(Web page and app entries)
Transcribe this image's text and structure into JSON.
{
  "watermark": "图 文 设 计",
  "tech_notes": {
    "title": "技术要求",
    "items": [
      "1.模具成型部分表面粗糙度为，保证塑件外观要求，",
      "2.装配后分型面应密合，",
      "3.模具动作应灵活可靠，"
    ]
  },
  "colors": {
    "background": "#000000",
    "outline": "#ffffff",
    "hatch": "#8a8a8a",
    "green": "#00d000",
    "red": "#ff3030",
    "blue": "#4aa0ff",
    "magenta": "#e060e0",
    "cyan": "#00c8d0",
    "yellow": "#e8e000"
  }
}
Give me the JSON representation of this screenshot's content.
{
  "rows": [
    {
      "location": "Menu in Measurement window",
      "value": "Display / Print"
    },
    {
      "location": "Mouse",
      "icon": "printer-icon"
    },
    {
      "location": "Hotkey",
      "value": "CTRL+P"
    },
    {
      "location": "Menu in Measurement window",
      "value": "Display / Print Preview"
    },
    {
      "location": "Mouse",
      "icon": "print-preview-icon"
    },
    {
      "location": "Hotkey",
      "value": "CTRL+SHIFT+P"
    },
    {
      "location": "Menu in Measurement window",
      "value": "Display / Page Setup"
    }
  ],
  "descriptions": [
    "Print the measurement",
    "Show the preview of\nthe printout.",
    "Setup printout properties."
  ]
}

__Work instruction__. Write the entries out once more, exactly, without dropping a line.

__Answer below__.
Transcribe this image's text and structure into JSON.
{
  "watermark": "图 文 设 计",
  "tech_notes": {
    "title": "技术要求",
    "items": [
      "1.模具成型部分表面粗糙度为，保证塑件外观要求，",
      "2.装配后分型面应密合，",
      "3.模具动作应灵活可靠，"
    ]
  },
  "colors": {
    "background": "#000000",
    "outline": "#ffffff",
    "hatch": "#8a8a8a",
    "green": "#00d000",
    "red": "#ff3030",
    "blue": "#4aa0ff",
    "magenta": "#e060e0",
    "cyan": "#00c8d0",
    "yellow": "#e8e000"
  }
}
Give me the JSON representation of this screenshot's content.
{
  "rows": [
    {
      "location": "Menu in Measurement window",
      "value": "Display / Print"
    },
    {
      "location": "Mouse",
      "icon": "printer-icon"
    },
    {
      "location": "Hotkey",
      "value": "CTRL+P"
    },
    {
      "location": "Menu in Measurement window",
      "value": "Display / Print Preview"
    },
    {
      "location": "Mouse",
      "icon": "print-preview-icon"
    },
    {
      "location": "Hotkey",
      "value": "CTRL+SHIFT+P"
    },
    {
      "location": "Menu in Measurement window",
      "value": "Display / Page Setup"
    }
  ],
  "descriptions": [
    "Print the measurement",
    "Show the preview of\nthe printout.",
    "Setup printout properties."
  ]
}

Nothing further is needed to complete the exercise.